- Without treatment, they could also develop severe illnesses such as tuberculosis (TB), cryptococcal meningitis, severe bacterial infections, and cancers such as lymphomas and Kaposi’s sarcoma.
HIV infection can be detected with great accuracy using WHO-prequalified tests within a nationally approved testing strategy and algorithm.
- Most widely-used HIV diagnostic tests detect antibodies produced by the person as part of their immune response to fight HIV.
- In most cases, people develop antibodies to HIV within 28 days of infection.
Treatment for HIV AIDS
As of now, there is no treatment for HIV AIDS, but the disease can be prevented and managed.
HIV is not transmitted if a person’s sexual partner is virally suppressed on Antiretroviral therapy (ART), so increasing access to testing and supporting linkage to ART is an important component of HIV prevention.
- The standard treatment consists of a combination of drugs (often called “highly active antiretroviral therapy” or HAART) that suppress HIV replication.
- Current antiretroviral therapy (ART) does not cure HIV infection but suppresses viral replication and allows an individual’s immune system recovery to strengthen and regain the capacity to fight off opportunistic infections and some cancers.
In 2021, the Food and Drug Administration (FDA) approved Cabenuva, which contains two different types of HIV drugs: cabotegravir and rilpivirine.
HIV AIDS in India
The number of people contracting HIV (human immunodeficiency virus) in the last 10 years has come down significantly.
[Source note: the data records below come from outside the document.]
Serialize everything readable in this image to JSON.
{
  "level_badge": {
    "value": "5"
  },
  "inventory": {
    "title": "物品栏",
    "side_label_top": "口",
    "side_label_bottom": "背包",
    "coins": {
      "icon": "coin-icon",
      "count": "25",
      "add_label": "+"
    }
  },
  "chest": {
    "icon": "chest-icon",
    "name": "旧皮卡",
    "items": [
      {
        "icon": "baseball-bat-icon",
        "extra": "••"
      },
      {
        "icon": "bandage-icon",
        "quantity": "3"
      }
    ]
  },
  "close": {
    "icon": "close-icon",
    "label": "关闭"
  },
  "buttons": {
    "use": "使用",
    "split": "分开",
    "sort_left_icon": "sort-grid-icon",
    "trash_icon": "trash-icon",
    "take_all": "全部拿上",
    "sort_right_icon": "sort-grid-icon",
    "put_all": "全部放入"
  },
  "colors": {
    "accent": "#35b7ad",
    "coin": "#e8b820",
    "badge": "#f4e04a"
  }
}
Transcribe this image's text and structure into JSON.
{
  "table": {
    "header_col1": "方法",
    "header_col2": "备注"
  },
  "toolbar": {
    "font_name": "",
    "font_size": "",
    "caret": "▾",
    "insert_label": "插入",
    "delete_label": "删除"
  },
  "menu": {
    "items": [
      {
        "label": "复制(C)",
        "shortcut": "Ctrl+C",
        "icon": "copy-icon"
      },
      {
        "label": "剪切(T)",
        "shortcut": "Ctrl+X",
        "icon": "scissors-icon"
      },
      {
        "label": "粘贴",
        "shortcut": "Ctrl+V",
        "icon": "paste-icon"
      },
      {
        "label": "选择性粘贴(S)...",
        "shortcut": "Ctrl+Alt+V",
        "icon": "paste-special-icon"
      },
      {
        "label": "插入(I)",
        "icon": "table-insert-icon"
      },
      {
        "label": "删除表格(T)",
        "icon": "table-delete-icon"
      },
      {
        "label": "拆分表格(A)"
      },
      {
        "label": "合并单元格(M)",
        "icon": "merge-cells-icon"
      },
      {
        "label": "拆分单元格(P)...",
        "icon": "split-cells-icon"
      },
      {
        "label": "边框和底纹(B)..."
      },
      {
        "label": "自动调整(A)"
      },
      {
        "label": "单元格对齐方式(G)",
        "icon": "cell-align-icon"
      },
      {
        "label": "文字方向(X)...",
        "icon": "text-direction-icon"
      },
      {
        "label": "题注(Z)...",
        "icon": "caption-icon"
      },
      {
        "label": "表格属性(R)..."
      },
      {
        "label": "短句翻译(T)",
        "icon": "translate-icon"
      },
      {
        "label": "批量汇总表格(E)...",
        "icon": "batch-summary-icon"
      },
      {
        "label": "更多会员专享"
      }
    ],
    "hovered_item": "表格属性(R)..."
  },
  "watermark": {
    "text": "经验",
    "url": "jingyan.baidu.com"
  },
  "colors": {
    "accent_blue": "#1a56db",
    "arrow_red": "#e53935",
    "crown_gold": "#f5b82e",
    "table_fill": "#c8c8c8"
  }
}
HIV AIDS is an epidemic in India.
India has a very good network with the National AIDS Control Organization (NACO), a Government of India organization, which is responsible for managing HIV patients right from his/her diagnosis.
- With the easy availability of Highly Active Anti-Retroviral Treatment (HAART), the prognosis of HIV patients has improved over the last two decades.
National AIDS Control Organization is a division of the Ministry of Health and Family Welfare that provides leadership to HIV/AIDS control programs in India through 35 HIV/AIDS Prevention and Control Societies.
- In 1986, following the detection of the first AIDS case in the country, the National AIDS Committee was constituted in the Ministry of Health and Family Welfare.
- As the epidemic spread, the need was felt for a nationwide program and an organization to steer the program.
- In 1992 India’s first National AIDS Control Programme (1992-1999) was launched, and National AIDS Control Organization (NACO) was constituted to implement the program.
The HIV and AIDS (Prevention & Control) Act, 2017 is a central legislation protecting and promoting the rights of persons infected with and affected by HIV and AIDS.
- The Act came into force on September 10, 2018, intending to prevent and control the spread of HIV and AIDS and for reinforcing the legal and human rights of persons infected with and affected by HIV and AIDS.
- It also seeks to protect the rights of healthcare providers.
- The Act addresses stigma & discrimination and strives to create an enabling environment for enhancing access to services.
- It provides diagnostic facilities related to ART and opportunistic infection management to people living with HIV and AIDS.
- The Act also provides for a robust grievance redressal mechanism in the form of an Ombudsman at the State level and a Complaints Officer at the establishment level aiming to provide speedy redressal.
Misinformation and fear increase the stigma surrounding HIV and AIDS. One in eight people with HIV is denied health services because of stigma and discrimination.
Providing clear information about HIV, plus public awareness campaigns and stigma-reduction sessions for healthcare professionals and others can help people recognize and address the stigmatizing attitudes they hold.
Protecting, promoting, respecting, and fulfilling people’s human rights is an essential part of an effective HIV response.
Ensuring people with HIV and people most at risk of HIV are included in responses to humanitarian crises is key to minimizing the impact emergencies have on these communities.
-Article written by Swathi Satish